[Task description] In the entries that follow, find the word "DEPARTMENT" and report each line it is on.

____________________

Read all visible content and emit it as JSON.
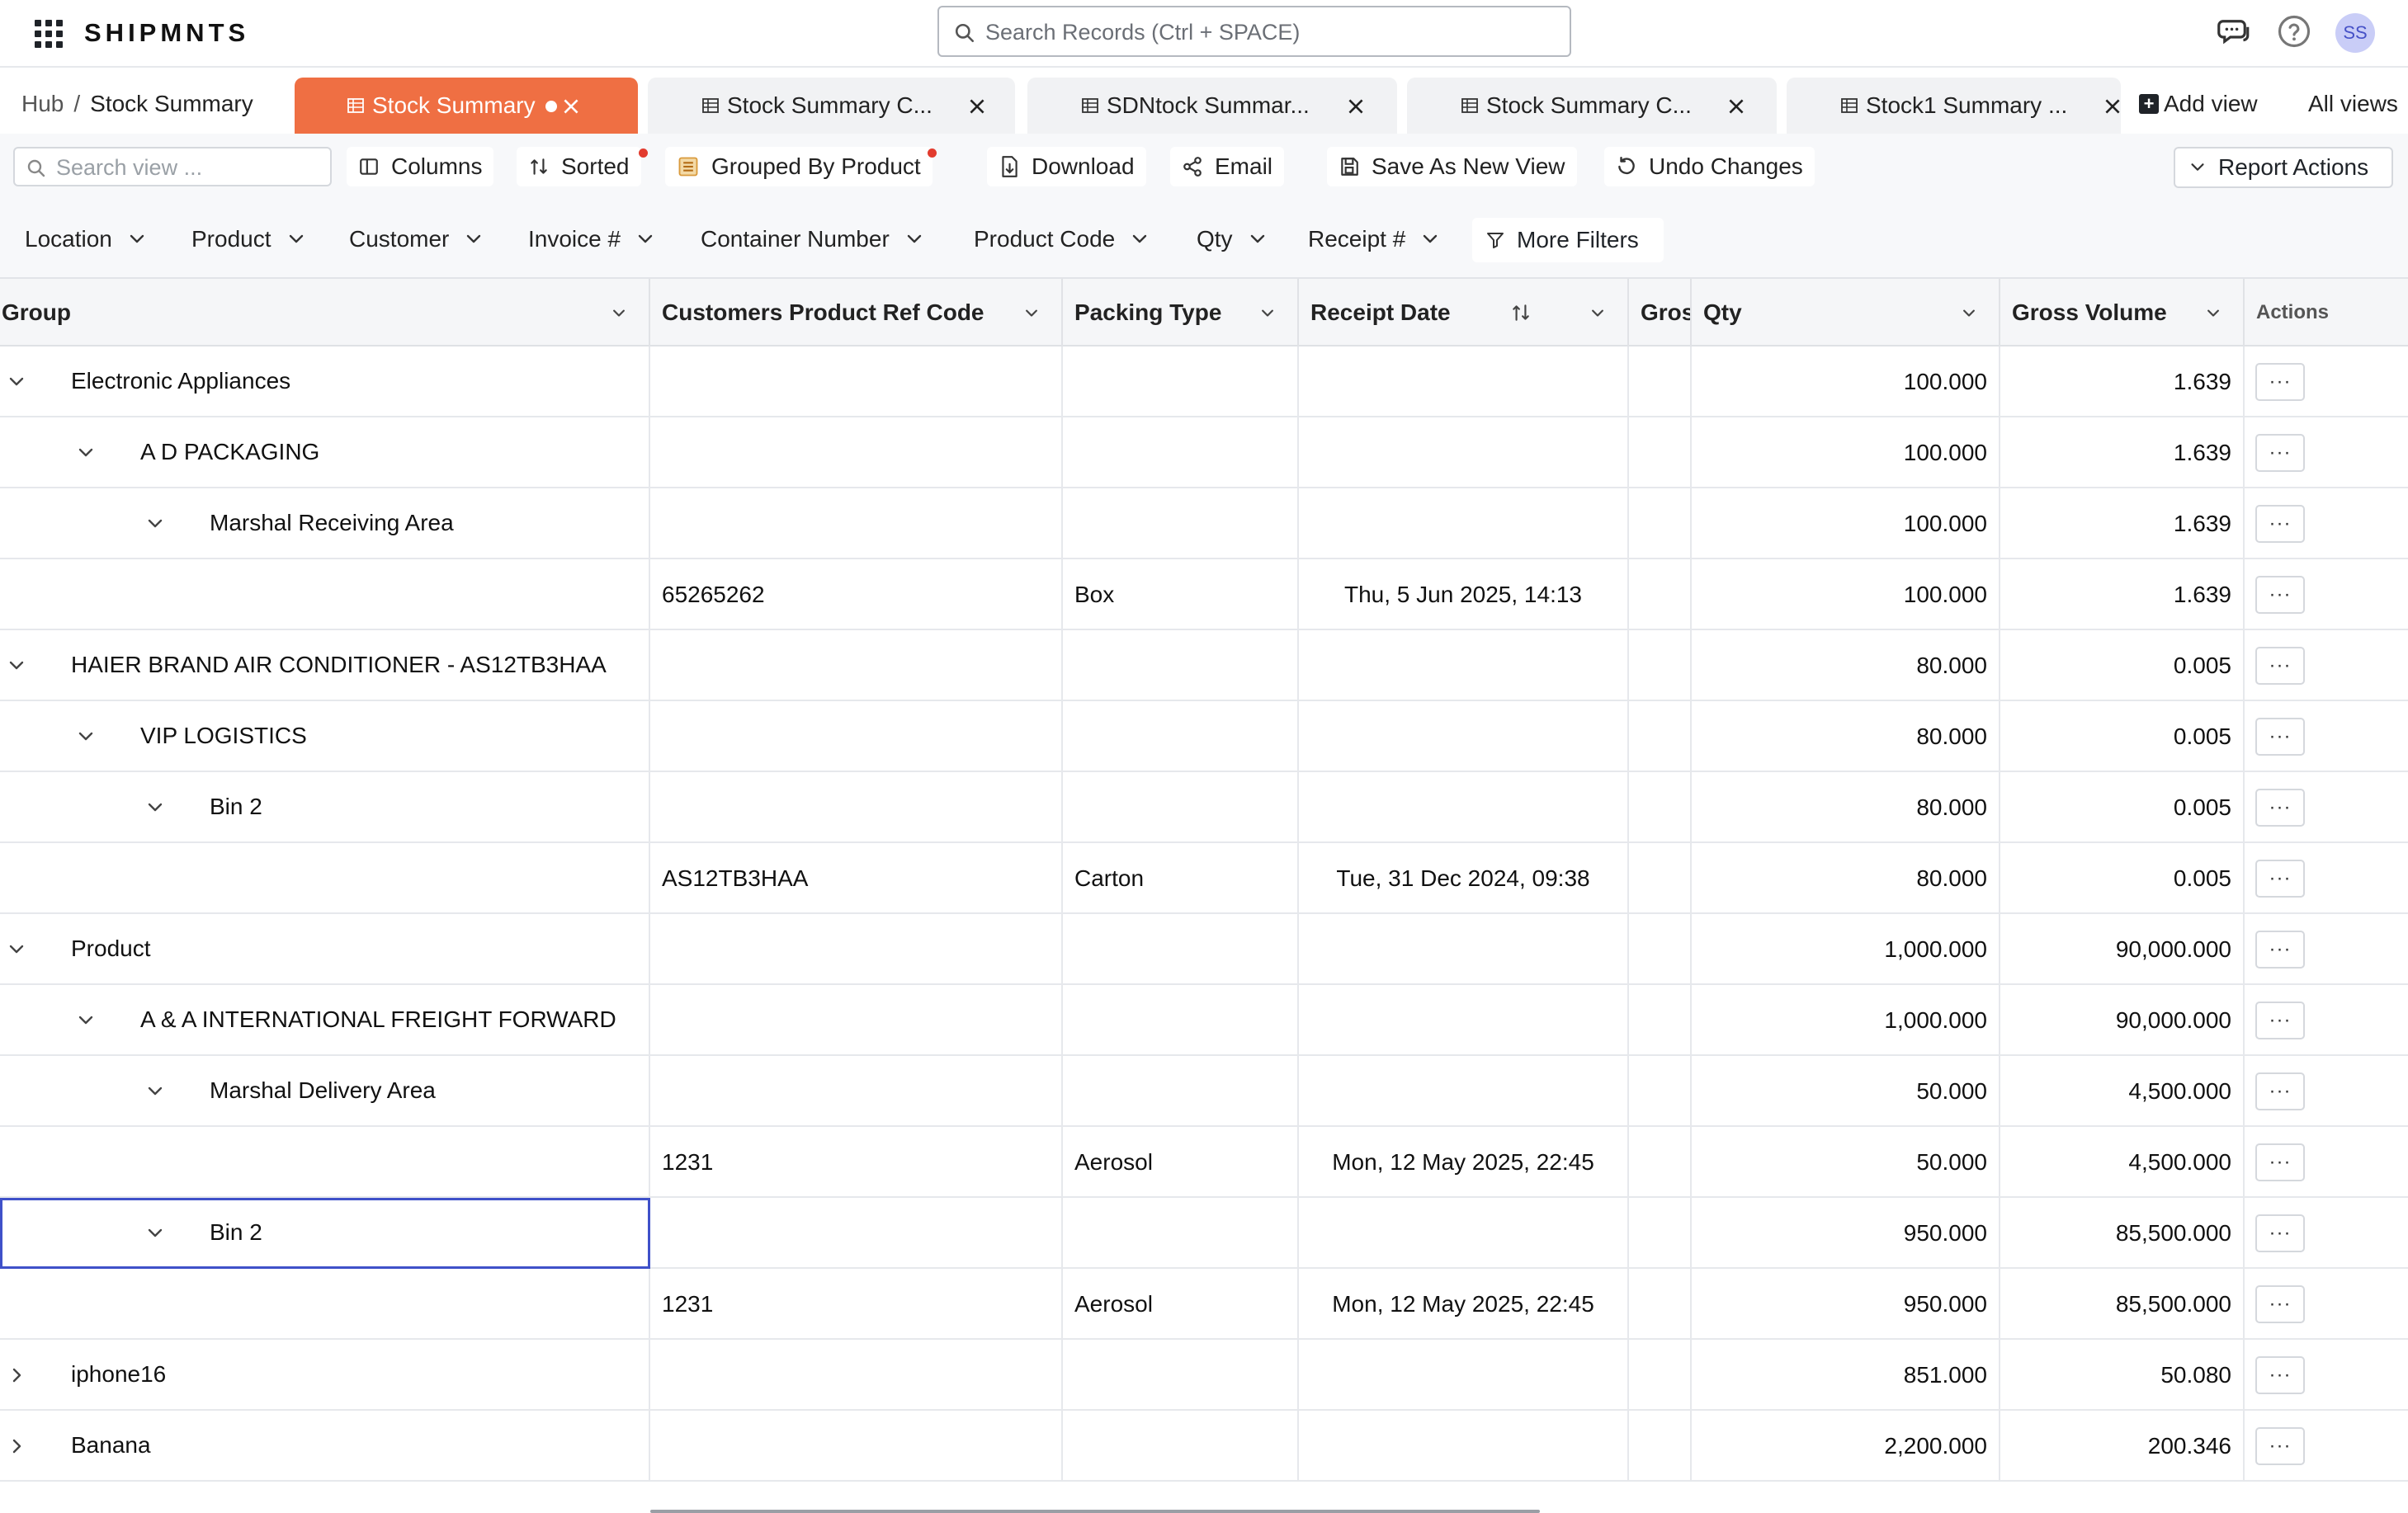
{
  "app": {
    "brand": "SHIPMNTS",
    "search_placeholder": "Search Records (Ctrl + SPACE)",
    "avatar_initials": "SS",
    "accent": "#ef6f43"
  },
  "breadcrumb": {
    "hub": "Hub",
    "current": "Stock Summary"
  },
  "tabs": [
    {
      "label": "Stock Summary",
      "active": true
    },
    {
      "label": "Stock Summary C..."
    },
    {
      "label": "SDNtock Summar..."
    },
    {
      "label": "Stock Summary C..."
    },
    {
      "label": "Stock1 Summary ..."
    }
  ],
  "tab_actions": {
    "add_view": "Add view",
    "all_views": "All views"
  },
  "toolbar": {
    "search_placeholder": "Search view ...",
    "columns": "Columns",
    "sorted": "Sorted",
    "grouped": "Grouped By Product",
    "download": "Download",
    "email": "Email",
    "save_new_view": "Save As New View",
    "undo": "Undo Changes",
    "report_actions": "Report Actions"
  },
  "filters": [
    "Location",
    "Product",
    "Customer",
    "Invoice #",
    "Container Number",
    "Product Code",
    "Qty",
    "Receipt #"
  ],
  "more_filters": "More Filters",
  "columns": {
    "group": "Group",
    "ref_code": "Customers Product Ref Code",
    "packing": "Packing Type",
    "receipt_date": "Receipt Date",
    "gross": "Gros",
    "qty": "Qty",
    "gross_volume": "Gross Volume",
    "actions": "Actions"
  },
  "action_button": "···",
  "rows": [
    {
      "level": 0,
      "expanded": true,
      "label": "Electronic Appliances",
      "ref": "",
      "packing": "",
      "date": "",
      "qty": "100.000",
      "vol": "1.639"
    },
    {
      "level": 1,
      "expanded": true,
      "label": "A D PACKAGING",
      "ref": "",
      "packing": "",
      "date": "",
      "qty": "100.000",
      "vol": "1.639"
    },
    {
      "level": 2,
      "expanded": true,
      "label": "Marshal Receiving Area",
      "ref": "",
      "packing": "",
      "date": "",
      "qty": "100.000",
      "vol": "1.639"
    },
    {
      "level": 3,
      "label": "",
      "ref": "65265262",
      "packing": "Box",
      "date": "Thu, 5 Jun 2025, 14:13",
      "qty": "100.000",
      "vol": "1.639"
    },
    {
      "level": 0,
      "expanded": true,
      "label": "HAIER BRAND AIR CONDITIONER - AS12TB3HAA",
      "ref": "",
      "packing": "",
      "date": "",
      "qty": "80.000",
      "vol": "0.005"
    },
    {
      "level": 1,
      "expanded": true,
      "label": "VIP LOGISTICS",
      "ref": "",
      "packing": "",
      "date": "",
      "qty": "80.000",
      "vol": "0.005"
    },
    {
      "level": 2,
      "expanded": true,
      "label": "Bin 2",
      "ref": "",
      "packing": "",
      "date": "",
      "qty": "80.000",
      "vol": "0.005"
    },
    {
      "level": 3,
      "label": "",
      "ref": "AS12TB3HAA",
      "packing": "Carton",
      "date": "Tue, 31 Dec 2024, 09:38",
      "qty": "80.000",
      "vol": "0.005"
    },
    {
      "level": 0,
      "expanded": true,
      "label": "Product",
      "ref": "",
      "packing": "",
      "date": "",
      "qty": "1,000.000",
      "vol": "90,000.000"
    },
    {
      "level": 1,
      "expanded": true,
      "label": "A & A INTERNATIONAL FREIGHT FORWARD",
      "ref": "",
      "packing": "",
      "date": "",
      "qty": "1,000.000",
      "vol": "90,000.000"
    },
    {
      "level": 2,
      "expanded": true,
      "label": "Marshal Delivery Area",
      "ref": "",
      "packing": "",
      "date": "",
      "qty": "50.000",
      "vol": "4,500.000"
    },
    {
      "level": 3,
      "label": "",
      "ref": "1231",
      "packing": "Aerosol",
      "date": "Mon, 12 May 2025, 22:45",
      "qty": "50.000",
      "vol": "4,500.000"
    },
    {
      "level": 2,
      "expanded": true,
      "label": "Bin 2",
      "ref": "",
      "packing": "",
      "date": "",
      "qty": "950.000",
      "vol": "85,500.000",
      "selected": true
    },
    {
      "level": 3,
      "label": "",
      "ref": "1231",
      "packing": "Aerosol",
      "date": "Mon, 12 May 2025, 22:45",
      "qty": "950.000",
      "vol": "85,500.000"
    },
    {
      "level": 0,
      "expanded": false,
      "label": "iphone16",
      "ref": "",
      "packing": "",
      "date": "",
      "qty": "851.000",
      "vol": "50.080"
    },
    {
      "level": 0,
      "expanded": false,
      "label": "Banana",
      "ref": "",
      "packing": "",
      "date": "",
      "qty": "2,200.000",
      "vol": "200.346"
    }
  ]
}
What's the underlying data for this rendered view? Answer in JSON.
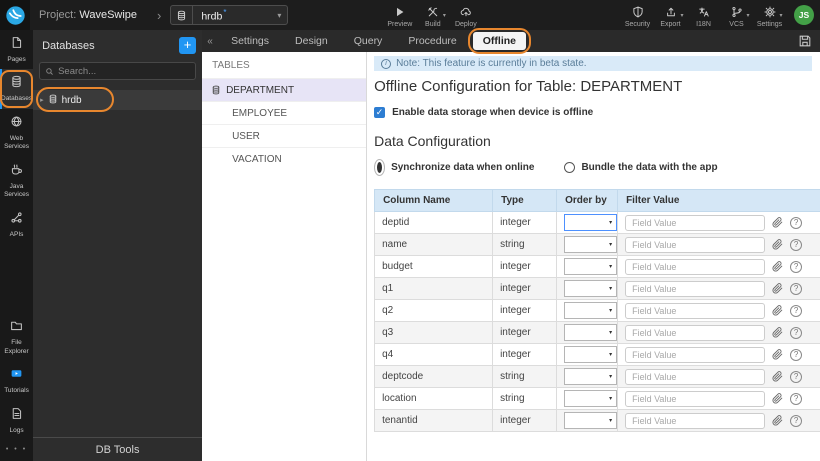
{
  "glyphs": {
    "breadcrumb_chevron": "›",
    "dropdown_caret": "▾",
    "collapse": "«",
    "expand_caret": "▸",
    "more_dots": "• • •",
    "check": "✓",
    "question": "?",
    "info": "i",
    "plus": "+",
    "modified_star": "*"
  },
  "colors": {
    "accent_blue": "#2196f3",
    "annotation_orange": "#e8872e",
    "avatar_green": "#43a047",
    "table_header_blue": "#d5e7f6",
    "note_blue_bg": "#d9eaf8",
    "selected_lavender": "#e7e4f6",
    "focus_blue": "#4d90fe"
  },
  "topbar": {
    "project_prefix": "Project:",
    "project_name": "WaveSwipe",
    "db_selector": {
      "value": "hrdb"
    },
    "actions_left": [
      {
        "label": "Preview",
        "icon": "play",
        "caret": false
      },
      {
        "label": "Build",
        "icon": "tools",
        "caret": true
      },
      {
        "label": "Deploy",
        "icon": "cloud-upload",
        "caret": false
      }
    ],
    "actions_right": [
      {
        "label": "Security",
        "icon": "shield",
        "caret": false
      },
      {
        "label": "Export",
        "icon": "export",
        "caret": true
      },
      {
        "label": "I18N",
        "icon": "translate",
        "caret": false
      },
      {
        "label": "VCS",
        "icon": "branch",
        "caret": true
      },
      {
        "label": "Settings",
        "icon": "gear",
        "caret": true
      }
    ],
    "avatar_initials": "JS"
  },
  "sidebar": {
    "top": [
      {
        "label": "Pages",
        "icon": "pages",
        "active": false,
        "annotated": false
      },
      {
        "label": "Databases",
        "icon": "database",
        "active": true,
        "annotated": true
      },
      {
        "label": "Web Services",
        "icon": "globe",
        "active": false,
        "annotated": false
      },
      {
        "label": "Java Services",
        "icon": "coffee",
        "active": false,
        "annotated": false
      },
      {
        "label": "APIs",
        "icon": "api",
        "active": false,
        "annotated": false
      }
    ],
    "bottom": [
      {
        "label": "File Explorer",
        "icon": "folder",
        "active": false,
        "annotated": false
      },
      {
        "label": "Tutorials",
        "icon": "video",
        "active": false,
        "annotated": false
      },
      {
        "label": "Logs",
        "icon": "logs",
        "active": false,
        "annotated": false
      }
    ]
  },
  "db_panel": {
    "title": "Databases",
    "search_placeholder": "Search...",
    "items": [
      {
        "label": "hrdb",
        "annotated": true
      }
    ],
    "footer": "DB Tools"
  },
  "tab_bar": {
    "tabs": [
      {
        "label": "Settings",
        "active": false,
        "annotated": false
      },
      {
        "label": "Design",
        "active": false,
        "annotated": false
      },
      {
        "label": "Query",
        "active": false,
        "annotated": false
      },
      {
        "label": "Procedure",
        "active": false,
        "annotated": false
      },
      {
        "label": "Offline",
        "active": true,
        "annotated": true
      }
    ]
  },
  "tables_panel": {
    "title": "TABLES",
    "items": [
      {
        "label": "DEPARTMENT",
        "selected": true
      },
      {
        "label": "EMPLOYEE",
        "selected": false
      },
      {
        "label": "USER",
        "selected": false
      },
      {
        "label": "VACATION",
        "selected": false
      }
    ]
  },
  "main": {
    "note": "Note: This feature is currently in beta state.",
    "title": "Offline Configuration for Table: DEPARTMENT",
    "enable_label": "Enable data storage when device is offline",
    "enable_checked": true,
    "section_title": "Data Configuration",
    "radios": [
      {
        "label": "Synchronize data when online",
        "selected": true
      },
      {
        "label": "Bundle the data with the app",
        "selected": false
      }
    ],
    "table": {
      "headers": [
        "Column Name",
        "Type",
        "Order by",
        "Filter Value"
      ],
      "filter_placeholder": "Field Value",
      "rows": [
        {
          "name": "deptid",
          "type": "integer",
          "order_focused": true
        },
        {
          "name": "name",
          "type": "string",
          "order_focused": false
        },
        {
          "name": "budget",
          "type": "integer",
          "order_focused": false
        },
        {
          "name": "q1",
          "type": "integer",
          "order_focused": false
        },
        {
          "name": "q2",
          "type": "integer",
          "order_focused": false
        },
        {
          "name": "q3",
          "type": "integer",
          "order_focused": false
        },
        {
          "name": "q4",
          "type": "integer",
          "order_focused": false
        },
        {
          "name": "deptcode",
          "type": "string",
          "order_focused": false
        },
        {
          "name": "location",
          "type": "string",
          "order_focused": false
        },
        {
          "name": "tenantid",
          "type": "integer",
          "order_focused": false
        }
      ]
    }
  }
}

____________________

[Written answer]
        "label": "DEPARTMENT",
    "title": "Offline Configuration for Table: DEPARTMENT",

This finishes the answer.